Typically, there are three types of caps: initial adjustment cap, which restricts the first rate change after the fixed-rate period; periodic adjustment cap, which limits subsequent rate adjustments; and lifetime cap, which sets a maximum interest rate for the entire loan term.
By understanding these caps, individuals can better anticipate their financial obligations and assess whether an ARM is a suitable option for their mortgage needs.
How Do Economic Factors Or Market Conditions Influence The Interest Rates On Adjustable-Rate Mortgages?
Economic factors and market conditions play a significant role in determining the interest rates on adjustable-rate mortgages (ARMs).
When the economy is strong and growing, demand for credit increases, often leading to higher interest rates.
Conversely, when the economy is experiencing a downturn, interest rates may decrease as demand for credit declines.
Additionally, factors such as inflation, unemployment rates, and government fiscal policies can influence the general direction of interest rates.
Central banks also have an impact on ARM interest rates by controlling short-term interest rates through monetary policy decisions.
To summarize, various economic indicators and market forces work together to shape the fluctuations in adjustable-rate mortgage interest rates over time.
Can I Switch From An Adjustable-Rate Mortgage To A Fixed-Rate Mortgage At Any Point During The Loan Term, And What Are The Associated Costs And Procedures For Doing So?

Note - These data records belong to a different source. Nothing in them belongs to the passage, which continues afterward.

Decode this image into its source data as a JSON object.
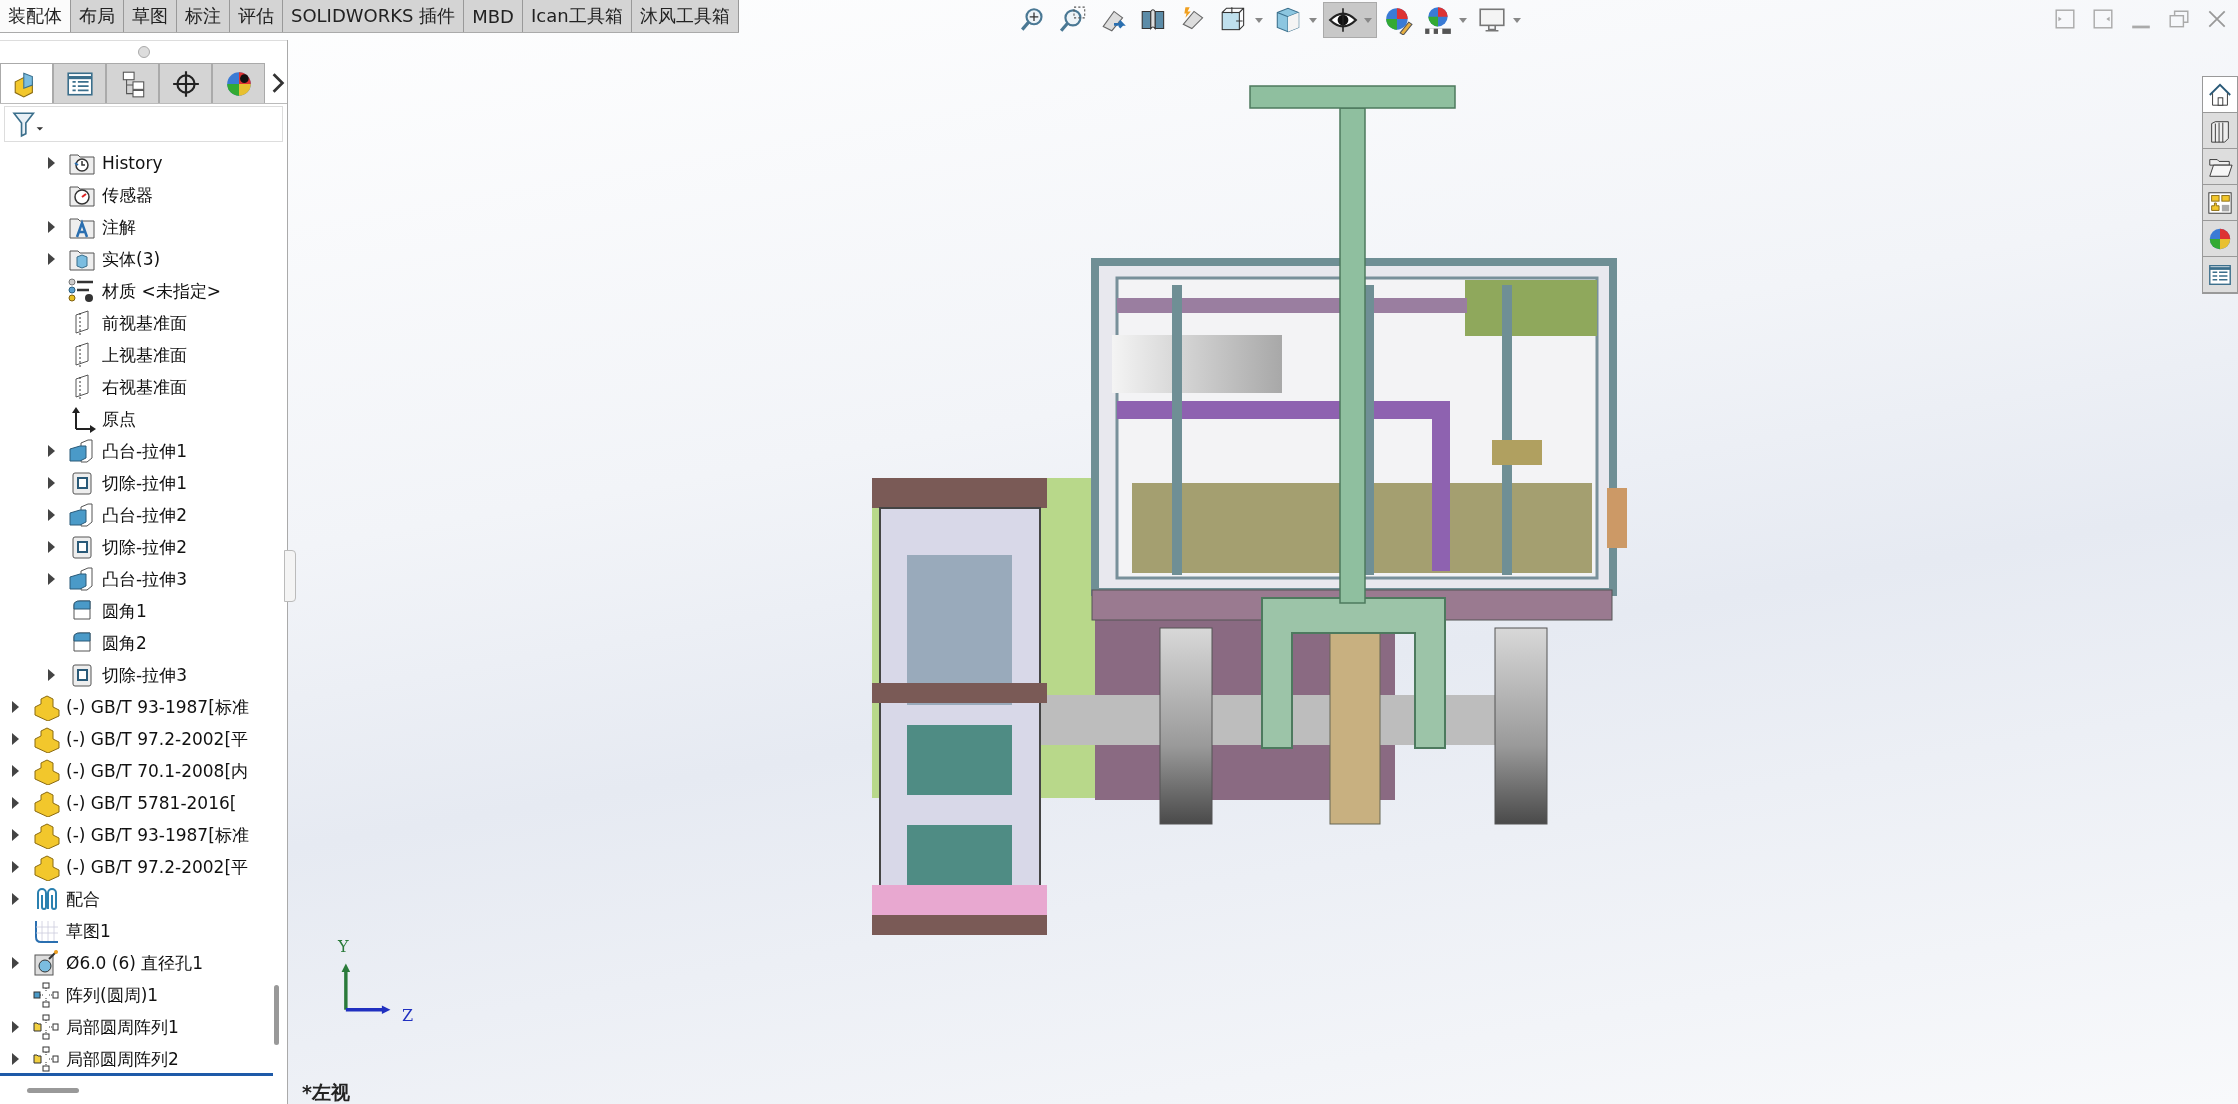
{
  "command_tabs": [
    {
      "label": "装配体",
      "selected": true
    },
    {
      "label": "布局",
      "selected": false
    },
    {
      "label": "草图",
      "selected": false
    },
    {
      "label": "标注",
      "selected": false
    },
    {
      "label": "评估",
      "selected": false
    },
    {
      "label": "SOLIDWORKS 插件",
      "selected": false
    },
    {
      "label": "MBD",
      "selected": false
    },
    {
      "label": "Ican工具箱",
      "selected": false
    },
    {
      "label": "沐风工具箱",
      "selected": false
    }
  ],
  "view_toolbar": [
    {
      "kind": "zoom-fit",
      "dropdown": false,
      "selected": false
    },
    {
      "kind": "zoom-area",
      "dropdown": false,
      "selected": false
    },
    {
      "kind": "previous-view",
      "dropdown": false,
      "selected": false
    },
    {
      "kind": "section",
      "dropdown": false,
      "selected": false
    },
    {
      "kind": "dynamic-annotation",
      "dropdown": false,
      "selected": false
    },
    {
      "kind": "view-orientation",
      "dropdown": true,
      "selected": false
    },
    {
      "kind": "display-style",
      "dropdown": true,
      "selected": false
    },
    {
      "kind": "hide-show",
      "dropdown": true,
      "selected": true
    },
    {
      "kind": "edit-appearance",
      "dropdown": false,
      "selected": false
    },
    {
      "kind": "scenes",
      "dropdown": true,
      "selected": false
    },
    {
      "kind": "view-settings",
      "dropdown": true,
      "selected": false
    }
  ],
  "panel_tabs": [
    {
      "kind": "feature-tree",
      "selected": true
    },
    {
      "kind": "property",
      "selected": false
    },
    {
      "kind": "configuration",
      "selected": false
    },
    {
      "kind": "dimxpert",
      "selected": false
    },
    {
      "kind": "display",
      "selected": false
    }
  ],
  "feature_tree": {
    "continued_children": [
      {
        "label": "History",
        "kind": "history",
        "expandable": true
      },
      {
        "label": "传感器",
        "kind": "sensor",
        "expandable": false
      },
      {
        "label": "注解",
        "kind": "annotation",
        "expandable": true
      },
      {
        "label": "实体(3)",
        "kind": "solid",
        "expandable": true
      },
      {
        "label": "材质 <未指定>",
        "kind": "material",
        "expandable": false
      },
      {
        "label": "前视基准面",
        "kind": "plane",
        "expandable": false
      },
      {
        "label": "上视基准面",
        "kind": "plane",
        "expandable": false
      },
      {
        "label": "右视基准面",
        "kind": "plane",
        "expandable": false
      },
      {
        "label": "原点",
        "kind": "origin",
        "expandable": false
      },
      {
        "label": "凸台-拉伸1",
        "kind": "boss",
        "expandable": true
      },
      {
        "label": "切除-拉伸1",
        "kind": "cut",
        "expandable": true
      },
      {
        "label": "凸台-拉伸2",
        "kind": "boss",
        "expandable": true
      },
      {
        "label": "切除-拉伸2",
        "kind": "cut",
        "expandable": true
      },
      {
        "label": "凸台-拉伸3",
        "kind": "boss",
        "expandable": true
      },
      {
        "label": "圆角1",
        "kind": "fillet",
        "expandable": false
      },
      {
        "label": "圆角2",
        "kind": "fillet",
        "expandable": false
      },
      {
        "label": "切除-拉伸3",
        "kind": "cut",
        "expandable": true
      }
    ],
    "items": [
      {
        "label": "(-) GB/T 93-1987[标准",
        "kind": "part",
        "expandable": true
      },
      {
        "label": "(-) GB/T 97.2-2002[平",
        "kind": "part",
        "expandable": true
      },
      {
        "label": "(-) GB/T 70.1-2008[内",
        "kind": "part",
        "expandable": true
      },
      {
        "label": "(-) GB/T 5781-2016[",
        "kind": "part",
        "expandable": true
      },
      {
        "label": "(-) GB/T 93-1987[标准",
        "kind": "part",
        "expandable": true
      },
      {
        "label": "(-) GB/T 97.2-2002[平",
        "kind": "part",
        "expandable": true
      },
      {
        "label": "配合",
        "kind": "mates",
        "expandable": true
      },
      {
        "label": "草图1",
        "kind": "sketch",
        "expandable": false
      },
      {
        "label": "Ø6.0 (6) 直径孔1",
        "kind": "hole",
        "expandable": true
      },
      {
        "label": "阵列(圆周)1",
        "kind": "pattern",
        "expandable": false
      },
      {
        "label": "局部圆周阵列1",
        "kind": "local-pattern",
        "expandable": true
      },
      {
        "label": "局部圆周阵列2",
        "kind": "local-pattern",
        "expandable": true
      }
    ]
  },
  "task_pane": [
    {
      "kind": "home",
      "selected": true
    },
    {
      "kind": "library",
      "selected": false
    },
    {
      "kind": "file-explorer",
      "selected": false
    },
    {
      "kind": "view-palette",
      "selected": false
    },
    {
      "kind": "appearances",
      "selected": false
    },
    {
      "kind": "custom-properties",
      "selected": false
    }
  ],
  "triad": {
    "y_label": "Y",
    "z_label": "Z"
  },
  "view_name": "*左视"
}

Switching from an adjustable-rate mortgage (ARM) to a fixed-rate mortgage during the loan term is a possibility for borrowers who wish to have more predictable monthly payments.
This process, known as refinancing, involves obtaining a new loan with different terms and using it to pay off the existing ARM.
Refinancing often comes with certain costs, such as appraisal fees, title insurance, and closing costs.
The specific procedures for refinancing may vary depending on the lender and individual circumstances, so it is essential for homeowners to carefully review their options and consult with their lending institution before moving forward with this decision.
In conclusion, an adjustable-rate mortgage can be a suitable option for individuals depending on their financial situation and future plans. It is crucial to consider factors such as interest rate caps, the potential need for refinancing, and the impact of economic conditions on these types of loans.
Additionally, borrowers must be aware of the possibility to switch from an adjustable-rate mortgage to a fixed-rate mortgage during the loan term. Understanding the associated costs and procedures is essential for making informed decisions regarding one's mortgage options.